Accordingly, we conclude the district court's conduct of a bench trial to address the ultimate issue here was quite appropriate, and the court's focus appears to have been consistent with sound principles of law. We must, however, determine whether the court's findings were supported by substantial competent evidence.
The district court's findings consist of 62 separately numbered paragraphs and its conclusions based on those findings are summarized in 5 pages of its final memorandum opinion. Both the findings and the conclusions include a comprehensive chronological itemization of evidence that the parties used to evaluate all the respective risks faced by reason of Brower's litigation during the time period March 21, 2001, and final achievement of settlement in July 2002. The findings are supported by the record evidence, and the ultimate conclusions of the court can be summarized as follows:

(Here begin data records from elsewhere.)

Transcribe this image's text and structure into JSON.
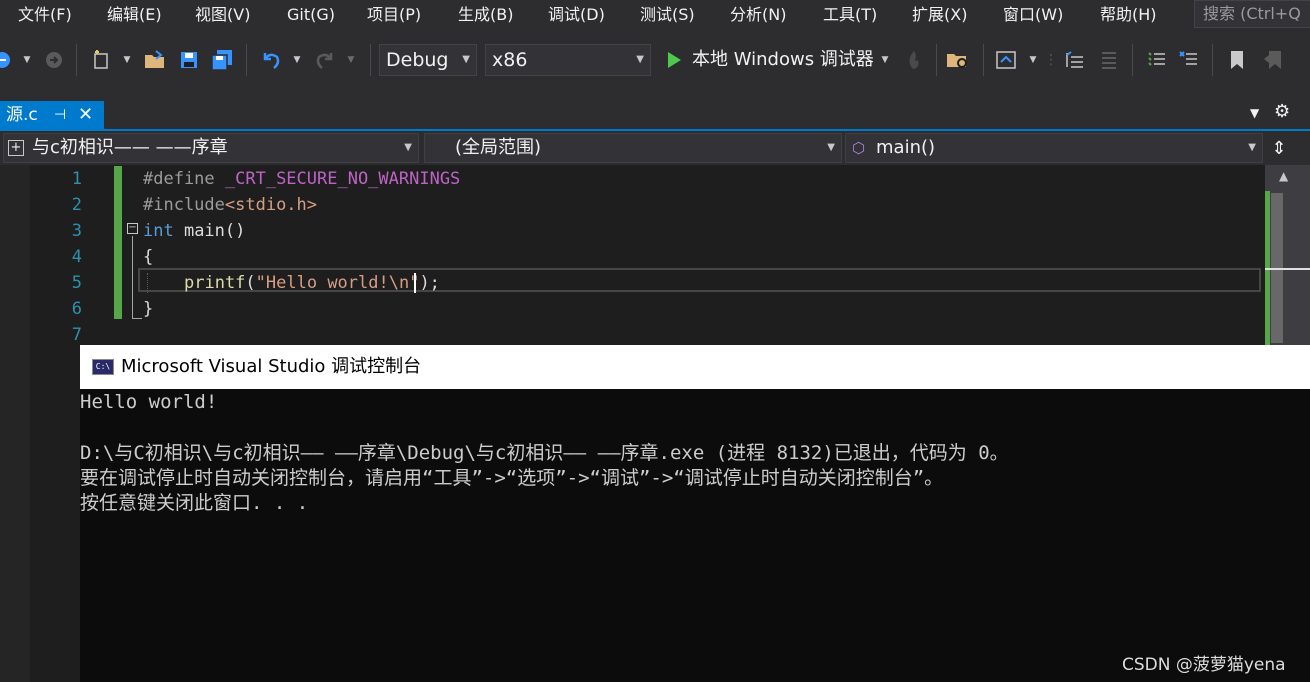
{
  "menu": {
    "items": [
      "文件(F)",
      "编辑(E)",
      "视图(V)",
      "Git(G)",
      "项目(P)",
      "生成(B)",
      "调试(D)",
      "测试(S)",
      "分析(N)",
      "工具(T)",
      "扩展(X)",
      "窗口(W)",
      "帮助(H)"
    ],
    "search_placeholder": "搜索 (Ctrl+Q"
  },
  "toolbar": {
    "config": "Debug",
    "platform": "x86",
    "run_label": "本地 Windows 调试器",
    "icons": [
      "back-icon",
      "forward-icon",
      "new-item-icon",
      "open-folder-icon",
      "save-icon",
      "save-all-icon",
      "undo-icon",
      "redo-icon",
      "start-debug-icon",
      "hot-reload-icon",
      "find-folder-icon",
      "solution-explorer-icon",
      "step-icon",
      "comment-icon",
      "uncomment-icon",
      "bookmark-icon",
      "prev-bookmark-icon"
    ]
  },
  "tabs": {
    "active": "源.c"
  },
  "navbar": {
    "project": "与c初相识—— ——序章",
    "scope": "(全局范围)",
    "member": "main()"
  },
  "editor": {
    "line_numbers": [
      "1",
      "2",
      "3",
      "4",
      "5",
      "6",
      "7"
    ],
    "line1": {
      "pre": "#define",
      "macro": " _CRT_SECURE_NO_WARNINGS"
    },
    "line2": {
      "pre": "#include",
      "str": "<stdio.h>"
    },
    "line3": {
      "kw": "int",
      "rest": " main()"
    },
    "line4": "{",
    "line5": {
      "fn": "printf",
      "open": "(",
      "str": "\"Hello world!\\n\"",
      "close": ");"
    },
    "line6": "}"
  },
  "console": {
    "title": "Microsoft Visual Studio 调试控制台",
    "lines": [
      "Hello world!",
      "",
      "D:\\与C初相识\\与c初相识—— ——序章\\Debug\\与c初相识—— ——序章.exe (进程 8132)已退出，代码为 0。",
      "要在调试停止时自动关闭控制台，请启用“工具”->“选项”->“调试”->“调试停止时自动关闭控制台”。",
      "按任意键关闭此窗口. . ."
    ]
  },
  "watermark": "CSDN @菠萝猫yena",
  "colors": {
    "accent": "#007acc",
    "keyword": "#569cd6",
    "string": "#d69d85",
    "macro": "#bd63c5",
    "preprocessor": "#9b9b9b",
    "function": "#dcdcaa",
    "line_number": "#2b91af",
    "change_bar": "#57a64a"
  }
}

1. Given the procedural posture of the case, the only way for plaintiff to have prevailed on her negligence claim would have required trial on the fraud claim, appeal thereafter challenging the old summary judgment, reversal of that judgment by the appellate courts, and a new trial thereafter. Revival of the negligence claim was remote at best, both in time and in likelihood of success.
2. Via Christi faced substantial risk on the fraud claims at the time of settlement, and defense counsel strongly believed the trial judge would impose up to $5 million in punitive damages.
3. Although there was a remote possibility of a negligence claim "waiting in the wings" at the time of settlement, the amount of the settlement was based not on that remote possibility, but on eliminating exposure of an "extremely high" verdict being returned on the fraud and spoliation of evidence claim.
4. In an 11th-hour memo to the executive committee of the hospital, its general counsel advised it was facing trial in "an extremely difficult and dangerous case" that was "based in fraud" and could result in punitive damages. He assessed the hospital's exposure at $7 to $10 million plus punitive damages.
We recognize that Via Christi views the risks somewhat differently from what the district court found. The Via Christi lawyers may well have held strong views about the vulnerability of the district court's summary judgment barring the negligence claim and its likelihood of being reversed on appeal. Likewise, they may have believed their knowledge was superior to that of the Fund's counsel on many of the questions bearing on risk valuation. Nevertheless, it is not our function to reweigh evidence, evaluate witnesses' credibility, or redetermine questions of fact; our task ends at the determination whether there is substantial competent evidence to support the district court's fact findings. LSF Franchise REO I v. Emporia Restaurants, Inc., 283 Kan. 13, 19, 152 P.3d 34 (2007).
After an extensive review of the district court's findings and conclusions, together with the transcript of the bench trial, we are satisfied that the district court's findings are supported by substantial competent evidence and they adequately support the district court's conclusion of law that less than $200,000 of the $3.3 million settlement was paid to eliminate the remote possibility that a negligence claim might be revived at some unknown date in the future. Because Via Christi was self-insured for $200,000, the excess liability coverage of the Fund was not triggered, and the Fund was entitled to judgment on Via Christi's counterclaim.